**What is required:** Send back every record exactly.

**Data excerpts:**

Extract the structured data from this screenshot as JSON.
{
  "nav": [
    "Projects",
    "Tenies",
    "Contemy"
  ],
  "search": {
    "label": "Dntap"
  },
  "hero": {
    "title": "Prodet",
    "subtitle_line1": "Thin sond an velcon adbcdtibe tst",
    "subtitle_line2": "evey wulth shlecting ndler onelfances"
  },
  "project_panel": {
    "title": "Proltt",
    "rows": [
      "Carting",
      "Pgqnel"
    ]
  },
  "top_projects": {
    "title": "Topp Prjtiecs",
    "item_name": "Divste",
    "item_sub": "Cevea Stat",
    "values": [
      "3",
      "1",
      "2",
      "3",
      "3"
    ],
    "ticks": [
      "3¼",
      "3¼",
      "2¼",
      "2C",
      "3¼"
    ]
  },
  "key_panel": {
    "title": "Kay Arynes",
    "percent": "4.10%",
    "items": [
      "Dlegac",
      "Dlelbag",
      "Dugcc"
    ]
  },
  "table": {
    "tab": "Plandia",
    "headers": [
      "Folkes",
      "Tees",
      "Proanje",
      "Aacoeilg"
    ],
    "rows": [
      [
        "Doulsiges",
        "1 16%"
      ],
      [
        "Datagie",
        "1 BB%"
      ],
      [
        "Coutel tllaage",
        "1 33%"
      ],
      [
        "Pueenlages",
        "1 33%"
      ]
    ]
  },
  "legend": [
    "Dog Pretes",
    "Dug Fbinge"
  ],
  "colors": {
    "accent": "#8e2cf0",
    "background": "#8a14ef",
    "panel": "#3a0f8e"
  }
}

**The completed task:**
Extract the structured data from this screenshot as JSON.
{
  "nav": [
    "Projects",
    "Tenies",
    "Contemy"
  ],
  "search": {
    "label": "Dntap"
  },
  "hero": {
    "title": "Prodet",
    "subtitle_line1": "Thin sond an velcon adbcdtibe tst",
    "subtitle_line2": "evey wulth shlecting ndler onelfances"
  },
  "project_panel": {
    "title": "Proltt",
    "rows": [
      "Carting",
      "Pgqnel"
    ]
  },
  "top_projects": {
    "title": "Topp Prjtiecs",
    "item_name": "Divste",
    "item_sub": "Cevea Stat",
    "values": [
      "3",
      "1",
      "2",
      "3",
      "3"
    ],
    "ticks": [
      "3¼",
      "3¼",
      "2¼",
      "2C",
      "3¼"
    ]
  },
  "key_panel": {
    "title": "Kay Arynes",
    "percent": "4.10%",
    "items": [
      "Dlegac",
      "Dlelbag",
      "Dugcc"
    ]
  },
  "table": {
    "tab": "Plandia",
    "headers": [
      "Folkes",
      "Tees",
      "Proanje",
      "Aacoeilg"
    ],
    "rows": [
      [
        "Doulsiges",
        "1 16%"
      ],
      [
        "Datagie",
        "1 BB%"
      ],
      [
        "Coutel tllaage",
        "1 33%"
      ],
      [
        "Pueenlages",
        "1 33%"
      ]
    ]
  },
  "legend": [
    "Dog Pretes",
    "Dug Fbinge"
  ],
  "colors": {
    "accent": "#8e2cf0",
    "background": "#8a14ef",
    "panel": "#3a0f8e"
  }
}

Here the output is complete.